The winner will be chosen by a relatively small number of people – the majority of whom I reckon will be white, middle class and living in middle England somewhere. I wouldn’t imagine too many of them will be living on benefits or will be food bank users.

It is high time that Scotland becomes the 136th country to free itself from the shackles of a land that is of no relevance to an outward-looking diverse nation who would most certainly not be sending flights to Rwanda any time soon.

Stewart Falconer, Alyth.


TRACEY Smith (Letters, July 25) mentions the hypocrisy of the Greens’ campaign to Save Loch Lomond from the Flamingoland development while at the same time supporting industrial wind farm development which destroys unspoilt rural areas. Would she really expect anything else?

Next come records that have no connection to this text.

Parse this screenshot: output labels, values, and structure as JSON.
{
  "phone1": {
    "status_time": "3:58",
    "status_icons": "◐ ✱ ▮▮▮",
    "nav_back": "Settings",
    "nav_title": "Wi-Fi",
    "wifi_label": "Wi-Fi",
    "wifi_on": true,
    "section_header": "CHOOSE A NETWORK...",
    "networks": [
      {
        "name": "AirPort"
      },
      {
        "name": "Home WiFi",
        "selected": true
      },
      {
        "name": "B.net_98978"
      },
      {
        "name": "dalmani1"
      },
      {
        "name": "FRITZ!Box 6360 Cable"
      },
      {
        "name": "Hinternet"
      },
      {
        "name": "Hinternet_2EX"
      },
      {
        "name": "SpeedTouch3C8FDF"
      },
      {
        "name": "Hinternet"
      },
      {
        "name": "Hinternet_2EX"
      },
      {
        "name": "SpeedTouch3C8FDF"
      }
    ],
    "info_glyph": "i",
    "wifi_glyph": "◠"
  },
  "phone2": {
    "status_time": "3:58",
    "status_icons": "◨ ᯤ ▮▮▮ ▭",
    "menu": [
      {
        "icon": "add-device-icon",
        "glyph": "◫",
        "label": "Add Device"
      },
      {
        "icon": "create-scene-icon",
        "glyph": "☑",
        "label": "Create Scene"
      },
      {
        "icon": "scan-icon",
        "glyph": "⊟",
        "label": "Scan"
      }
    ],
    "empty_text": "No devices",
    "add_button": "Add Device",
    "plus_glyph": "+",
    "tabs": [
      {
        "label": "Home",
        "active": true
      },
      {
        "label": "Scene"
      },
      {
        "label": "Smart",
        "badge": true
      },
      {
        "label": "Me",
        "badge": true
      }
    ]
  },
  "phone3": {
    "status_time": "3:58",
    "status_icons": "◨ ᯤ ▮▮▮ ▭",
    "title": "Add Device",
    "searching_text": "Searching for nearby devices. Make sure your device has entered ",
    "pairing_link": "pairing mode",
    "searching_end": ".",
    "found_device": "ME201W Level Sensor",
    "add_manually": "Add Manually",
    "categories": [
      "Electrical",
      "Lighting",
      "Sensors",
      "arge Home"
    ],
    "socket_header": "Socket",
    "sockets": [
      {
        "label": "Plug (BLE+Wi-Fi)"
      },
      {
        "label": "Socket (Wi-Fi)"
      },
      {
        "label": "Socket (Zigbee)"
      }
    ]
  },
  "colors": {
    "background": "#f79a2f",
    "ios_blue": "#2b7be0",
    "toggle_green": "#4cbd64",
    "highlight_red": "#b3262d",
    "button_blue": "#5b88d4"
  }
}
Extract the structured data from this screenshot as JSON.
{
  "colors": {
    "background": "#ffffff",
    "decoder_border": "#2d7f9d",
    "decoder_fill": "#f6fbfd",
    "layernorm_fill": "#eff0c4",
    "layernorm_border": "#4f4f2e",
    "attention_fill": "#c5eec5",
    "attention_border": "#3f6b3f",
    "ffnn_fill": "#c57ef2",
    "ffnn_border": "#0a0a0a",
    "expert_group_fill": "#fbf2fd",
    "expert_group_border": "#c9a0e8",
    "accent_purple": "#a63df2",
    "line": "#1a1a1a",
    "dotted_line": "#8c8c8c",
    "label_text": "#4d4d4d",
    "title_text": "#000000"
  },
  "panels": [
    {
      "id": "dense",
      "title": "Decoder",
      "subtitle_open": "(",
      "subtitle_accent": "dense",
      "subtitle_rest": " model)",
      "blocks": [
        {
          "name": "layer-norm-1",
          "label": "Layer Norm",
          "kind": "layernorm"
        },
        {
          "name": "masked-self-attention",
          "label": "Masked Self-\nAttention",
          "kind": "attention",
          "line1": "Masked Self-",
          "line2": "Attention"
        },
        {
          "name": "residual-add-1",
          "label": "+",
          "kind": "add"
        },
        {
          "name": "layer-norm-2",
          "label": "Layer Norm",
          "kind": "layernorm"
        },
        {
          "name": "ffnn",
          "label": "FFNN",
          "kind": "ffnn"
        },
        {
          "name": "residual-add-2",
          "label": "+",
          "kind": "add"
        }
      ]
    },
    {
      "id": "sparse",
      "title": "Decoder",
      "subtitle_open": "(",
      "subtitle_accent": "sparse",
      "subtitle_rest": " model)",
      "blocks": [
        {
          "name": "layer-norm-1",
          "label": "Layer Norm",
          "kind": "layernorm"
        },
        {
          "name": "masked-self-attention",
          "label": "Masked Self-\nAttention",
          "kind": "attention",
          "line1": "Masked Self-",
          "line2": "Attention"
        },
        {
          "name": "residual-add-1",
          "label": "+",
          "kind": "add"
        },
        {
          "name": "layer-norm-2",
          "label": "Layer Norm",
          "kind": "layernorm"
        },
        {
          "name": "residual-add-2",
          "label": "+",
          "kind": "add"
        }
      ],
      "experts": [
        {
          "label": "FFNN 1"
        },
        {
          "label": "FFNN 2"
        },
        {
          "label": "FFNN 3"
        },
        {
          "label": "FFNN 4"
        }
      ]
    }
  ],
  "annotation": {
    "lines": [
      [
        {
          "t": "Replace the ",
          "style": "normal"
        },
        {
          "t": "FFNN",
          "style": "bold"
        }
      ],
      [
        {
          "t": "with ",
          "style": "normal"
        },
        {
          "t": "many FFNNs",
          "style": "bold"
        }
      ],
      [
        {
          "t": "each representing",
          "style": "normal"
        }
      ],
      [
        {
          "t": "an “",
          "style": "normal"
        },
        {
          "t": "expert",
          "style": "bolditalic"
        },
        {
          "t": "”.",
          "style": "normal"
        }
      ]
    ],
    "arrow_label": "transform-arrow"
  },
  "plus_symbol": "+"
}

The SNP/Green wind farm-obsessed Government doesn’t even allow the public to express its opinion about wind farms in a public consultation, unless it is something the Government wants to hear.

Some of the responses from groups and individuals to the recent Onshore Wind Policy Statement Refresh have had their submissions heavily redacted in line with Scottish Government moderation guidance, which in other words allows the removal of anything it doesn’t want the public to get wind of, so to speak.

It is evident this "public" consultation was designed solely for the renewable industry so that it can post its wish list to be taken on board by the Scottish Government. The Government obviously consider members of the public to be, in its own words, nothing more than “a barrier to deployment”.

Aileen Jackson, Uplawmoor.